‘SSO Pops packs a rhythmic punch’The music of John Williams is celebrated by clean, crisp technique from SSO.Saturday, November 13, 2004By Chuck Klaus
Those who hold an enthusiasm for cinema music had many reasons to rejoice during the latest Syracuse Symphony Pops Concert.
The film music creations of John Williams, a composer now occupying a status akin to that of a national treasure, is certainly the biggest reason for cheer, and a nearly full house assembled for something as seemingly esoteric as a motion picture score is a big plus as well.
One could also take delight in the fact that Syracuse Symphony Orchestra Music Director Daniel Hege was on hand to animate and pilot these well-known musical creations. Add to these positives that the Syracuse Symphony and Syracuse Symphony Pops Chorus brought fine technique and assertive commitment to this music, and you have a Pops concert that stood head and shoulders above most such efforts.
What did these performers bring to a music program drawn from such films as Superman,Close Encounters of the Third Kind, Raiders of the Lost Ark and the Star Wars cycle?

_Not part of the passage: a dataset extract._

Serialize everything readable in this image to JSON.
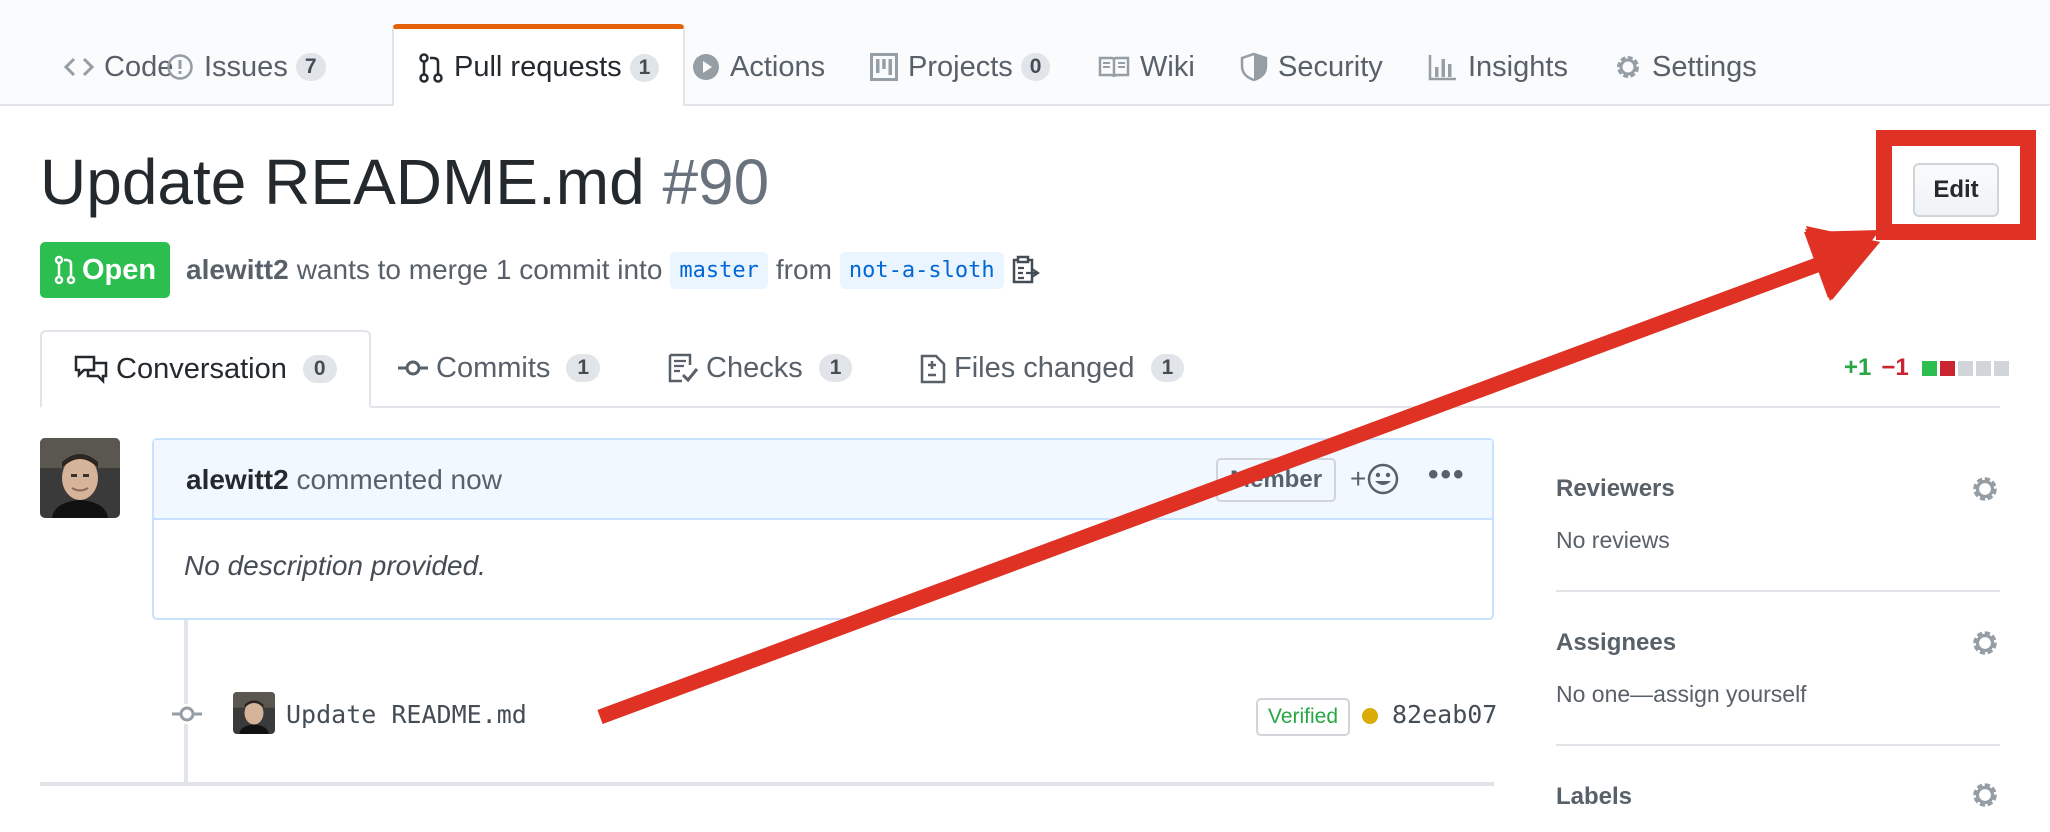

Clean, crisp technique, bright sonority and a rhythmic punch, all maintained throughout a feature-length concert with scarcely a flaw.
Hearing this music as we usually do, rendered through recorded soundtracks, it is reassuring to know the SSO was up to the challenge, and the music of Williams “sounds” wonderfully in the concert hall without any electronic enhancement. This is due in no small part to the clarity and skill of the orchestrations of Herbert Spencer, who worked with Williams for nearly 25 years.

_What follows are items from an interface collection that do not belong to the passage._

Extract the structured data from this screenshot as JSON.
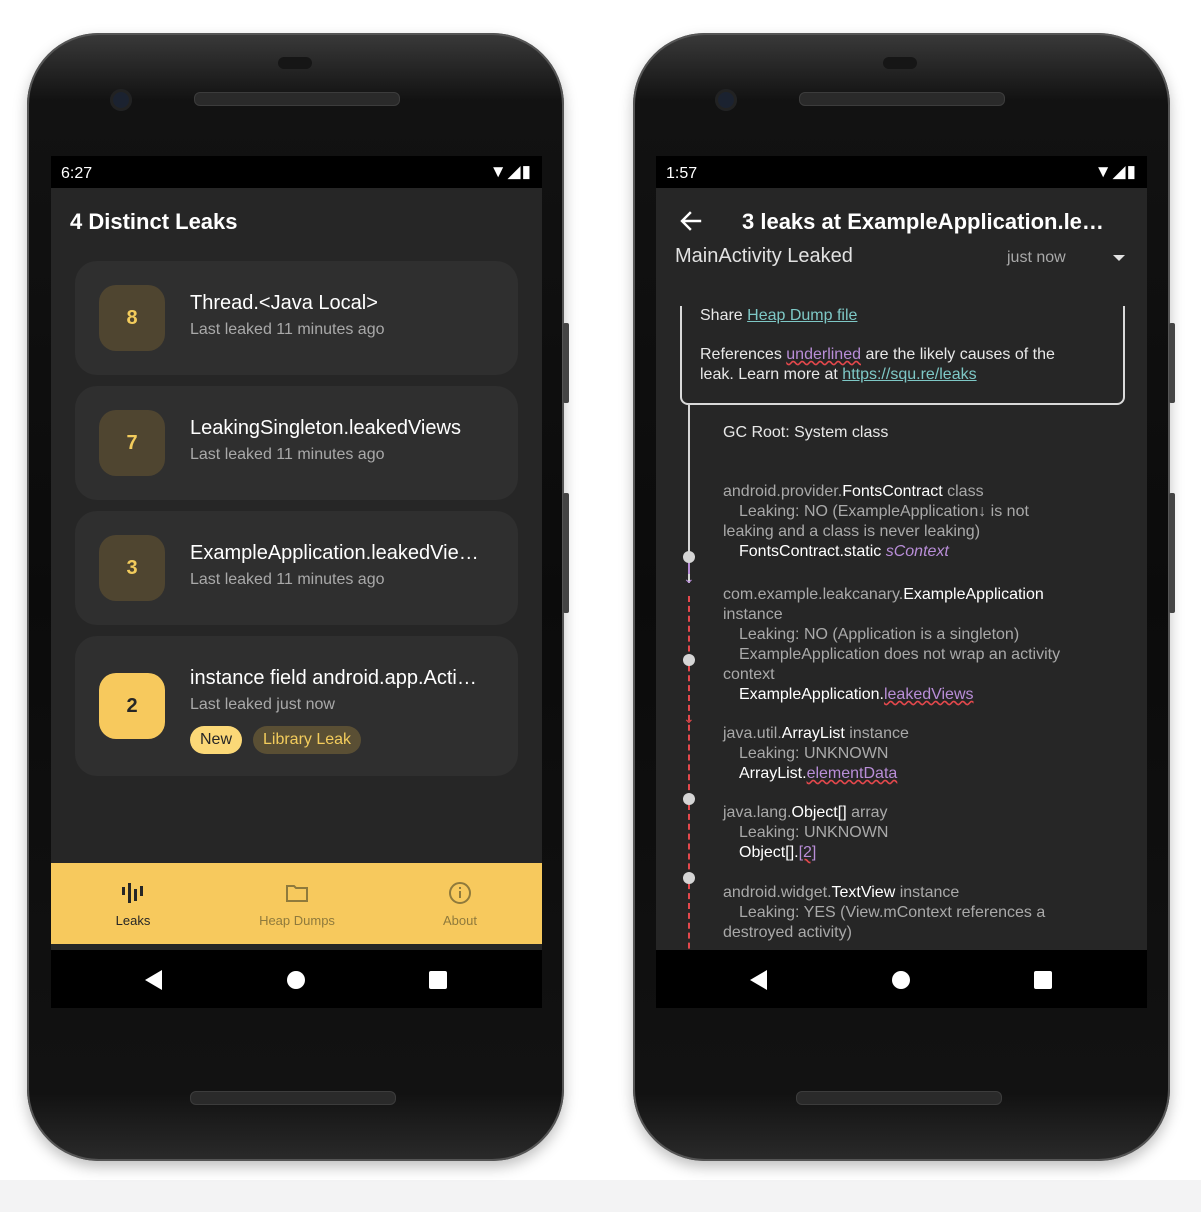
{
  "left_screen": {
    "status_time": "6:27",
    "status_icons": "▼◢▮",
    "title": "4 Distinct Leaks",
    "leaks": [
      {
        "count": "8",
        "title": "Thread.<Java Local>",
        "subtitle": "Last leaked 11 minutes ago"
      },
      {
        "count": "7",
        "title": "LeakingSingleton.leakedViews",
        "subtitle": "Last leaked 11 minutes ago"
      },
      {
        "count": "3",
        "title": "ExampleApplication.leakedVie…",
        "subtitle": "Last leaked 11 minutes ago"
      },
      {
        "count": "2",
        "title": "instance field android.app.Acti…",
        "subtitle": "Last leaked just now",
        "chips": [
          "New",
          "Library Leak"
        ]
      }
    ],
    "bottom_nav": [
      {
        "label": "Leaks",
        "icon": "leaks-icon",
        "active": true
      },
      {
        "label": "Heap Dumps",
        "icon": "folder-icon",
        "active": false
      },
      {
        "label": "About",
        "icon": "info-icon",
        "active": false
      }
    ]
  },
  "right_screen": {
    "status_time": "1:57",
    "status_icons": "▼◢▮",
    "title": "3 leaks at ExampleApplication.le…",
    "leak_header": "MainActivity Leaked",
    "leak_time": "just now",
    "share_prefix": "Share ",
    "share_link": "Heap Dump file",
    "refs_prefix": "References ",
    "refs_underlined": "underlined",
    "refs_suffix": " are the likely causes of the",
    "refs_line2_prefix": "leak. Learn more at ",
    "refs_link": "https://squ.re/leaks",
    "gc_root": "GC Root: System class",
    "trace": {
      "n1_pkg": "android.provider.",
      "n1_cls": "FontsContract",
      "n1_kind": " class",
      "n1_leak_a": "Leaking: NO (ExampleApplication↓ is not",
      "n1_leak_b": "leaking and a class is never leaking)",
      "n1_ref_cls": "FontsContract.static ",
      "n1_ref_field": "sContext",
      "n2_pkg": "com.example.leakcanary.",
      "n2_cls": "ExampleApplication",
      "n2_kind": "instance",
      "n2_leak": "Leaking: NO (Application is a singleton)",
      "n2_note_a": "ExampleApplication does not wrap an activity",
      "n2_note_b": "context",
      "n2_ref_cls": "ExampleApplication.",
      "n2_ref_field": "leakedViews",
      "n3_pkg": "java.util.",
      "n3_cls": "ArrayList",
      "n3_kind": " instance",
      "n3_leak": "Leaking: UNKNOWN",
      "n3_ref_cls": "ArrayList.",
      "n3_ref_field": "elementData",
      "n4_pkg": "java.lang.",
      "n4_cls": "Object[]",
      "n4_kind": " array",
      "n4_leak": "Leaking: UNKNOWN",
      "n4_ref_cls": "Object[].",
      "n4_ref_field": "[2]",
      "n5_pkg": "android.widget.",
      "n5_cls": "TextView",
      "n5_kind": " instance",
      "n5_leak_a": "Leaking: YES (View.mContext references a",
      "n5_leak_b": "destroyed activity)"
    }
  },
  "colors": {
    "accent": "#f7c95d",
    "screen_bg": "#262626",
    "card_bg": "#2f2f2f",
    "link_teal": "#7ec8c6",
    "link_purple": "#b98ed8",
    "leak_red": "#e4484c"
  }
}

Highlights were many, but the greatest treats were those featuring the Syracuse Symphony Pops Chorus, nicely trained by Lou Lemos. Pitch was always superb, energy levels high, sonority always focused and appealing. They performed selections from Home Alone,Amistad and The Phantom Menace with authority and enthusiasm, and made you wish for more projects that might involve them.
Bill Baker, of Classic FM, supplied a polished narration, and if any flaws were to be found, it was in arrangements of selections from E.T. and Superman that were a bit too fragmentary to register the full appeal of the music Williams provided, as well as transposed to lower and less brilliant keys.

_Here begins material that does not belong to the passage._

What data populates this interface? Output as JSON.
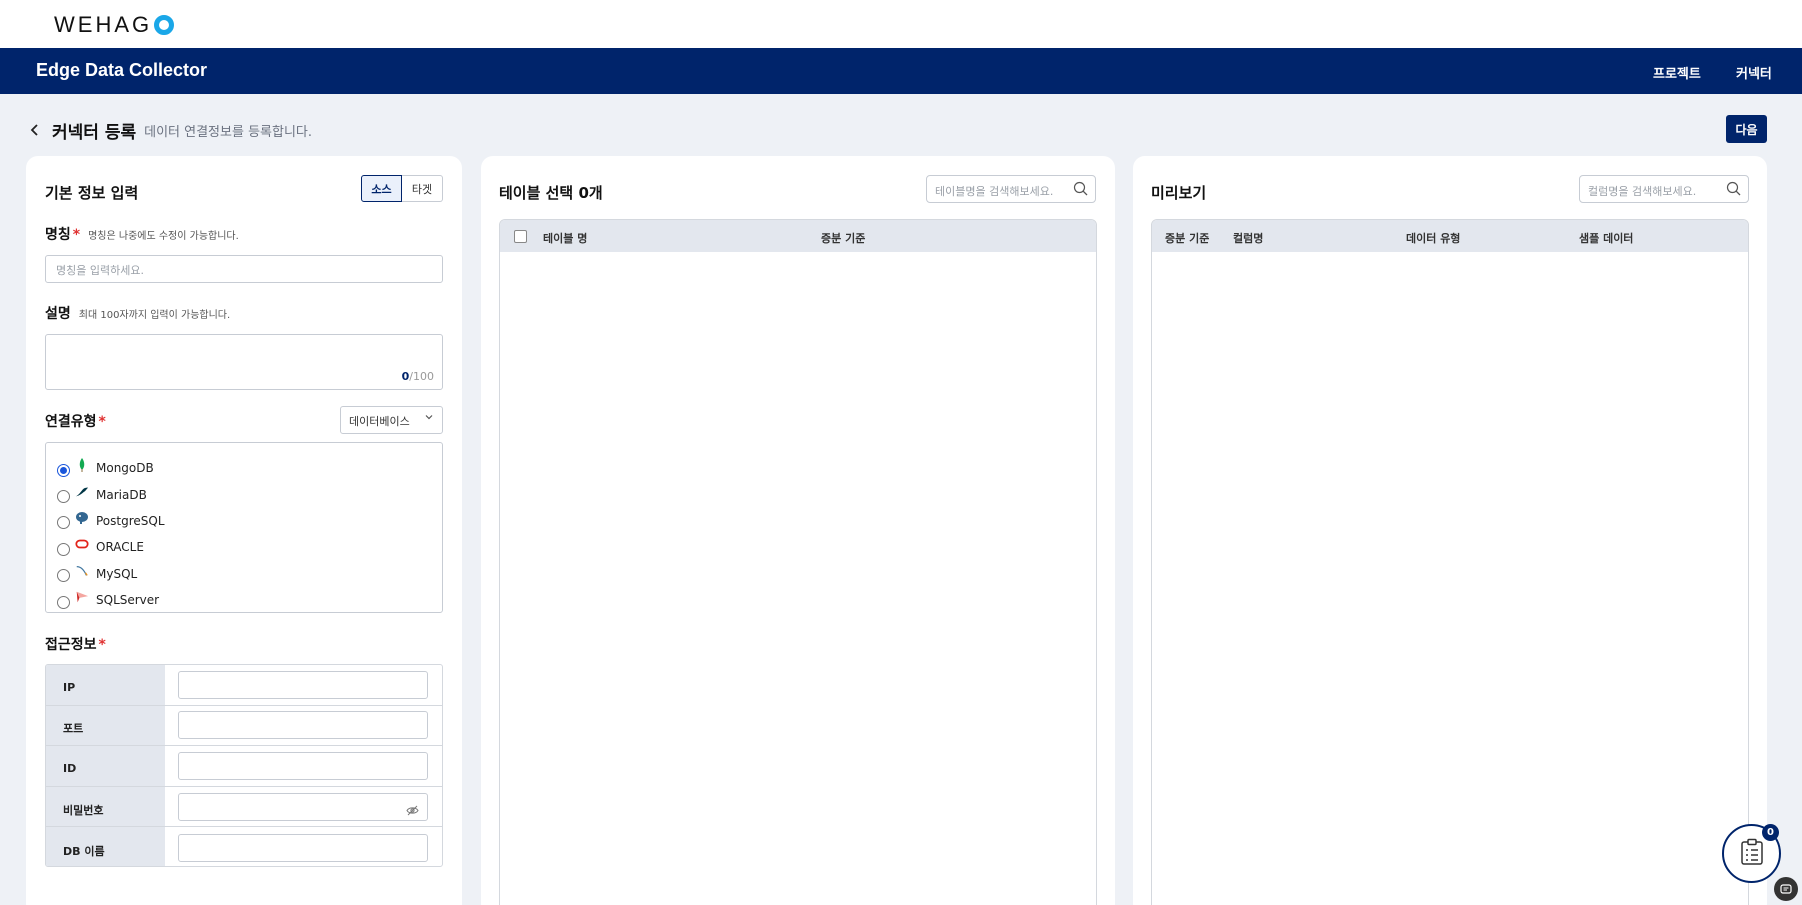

Otherwise, this concert represented a triumph for all involved, and hopefully a sign of things to come in what we can only hope will be a full examination into the realm of music composed for the movies.